> Work item:
From the records below, copy each line in which the string "PowerShell" occurs.

> Input data:
________________________

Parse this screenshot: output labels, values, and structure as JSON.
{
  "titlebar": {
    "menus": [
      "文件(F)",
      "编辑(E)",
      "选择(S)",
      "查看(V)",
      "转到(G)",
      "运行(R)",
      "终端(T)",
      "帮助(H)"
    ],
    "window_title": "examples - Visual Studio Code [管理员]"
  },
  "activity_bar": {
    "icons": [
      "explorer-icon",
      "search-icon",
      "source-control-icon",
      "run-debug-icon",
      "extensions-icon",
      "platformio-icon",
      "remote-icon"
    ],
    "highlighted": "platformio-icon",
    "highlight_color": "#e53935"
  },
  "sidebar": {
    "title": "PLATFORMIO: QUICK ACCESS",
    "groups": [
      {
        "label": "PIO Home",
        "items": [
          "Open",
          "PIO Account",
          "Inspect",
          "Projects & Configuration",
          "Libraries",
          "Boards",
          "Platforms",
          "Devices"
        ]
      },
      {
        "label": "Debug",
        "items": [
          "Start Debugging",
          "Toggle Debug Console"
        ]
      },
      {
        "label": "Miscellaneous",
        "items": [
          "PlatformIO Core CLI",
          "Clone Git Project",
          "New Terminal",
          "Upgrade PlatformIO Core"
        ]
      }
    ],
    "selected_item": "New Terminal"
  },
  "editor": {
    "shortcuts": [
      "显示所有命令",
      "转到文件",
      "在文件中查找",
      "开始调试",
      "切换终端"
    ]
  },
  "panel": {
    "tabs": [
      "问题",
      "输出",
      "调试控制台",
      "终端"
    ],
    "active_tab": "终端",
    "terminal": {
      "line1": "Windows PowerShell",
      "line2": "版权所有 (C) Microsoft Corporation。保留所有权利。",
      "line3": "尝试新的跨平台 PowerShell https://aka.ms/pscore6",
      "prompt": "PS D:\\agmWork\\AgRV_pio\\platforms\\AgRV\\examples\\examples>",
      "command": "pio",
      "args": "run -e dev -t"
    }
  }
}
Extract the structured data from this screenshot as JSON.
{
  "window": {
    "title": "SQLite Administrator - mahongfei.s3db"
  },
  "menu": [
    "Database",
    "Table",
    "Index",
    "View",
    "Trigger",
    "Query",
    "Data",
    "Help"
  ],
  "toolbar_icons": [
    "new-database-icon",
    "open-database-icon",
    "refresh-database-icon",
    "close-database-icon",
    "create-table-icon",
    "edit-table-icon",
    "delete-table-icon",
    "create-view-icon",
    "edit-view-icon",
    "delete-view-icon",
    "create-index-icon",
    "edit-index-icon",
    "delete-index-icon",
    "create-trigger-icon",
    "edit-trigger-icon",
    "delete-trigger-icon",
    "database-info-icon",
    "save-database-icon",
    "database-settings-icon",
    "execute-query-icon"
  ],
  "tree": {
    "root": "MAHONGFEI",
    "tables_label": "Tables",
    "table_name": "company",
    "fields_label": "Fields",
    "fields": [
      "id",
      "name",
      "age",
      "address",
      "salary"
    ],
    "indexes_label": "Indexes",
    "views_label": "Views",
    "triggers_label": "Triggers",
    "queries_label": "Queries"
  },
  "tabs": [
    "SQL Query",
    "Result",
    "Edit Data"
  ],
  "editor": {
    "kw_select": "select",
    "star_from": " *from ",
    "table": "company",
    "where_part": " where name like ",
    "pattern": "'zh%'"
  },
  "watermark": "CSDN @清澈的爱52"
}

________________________

> The completed task:
      "line1": "Windows PowerShell",
      "line3": "尝试新的跨平台 PowerShell https://aka.ms/pscore6",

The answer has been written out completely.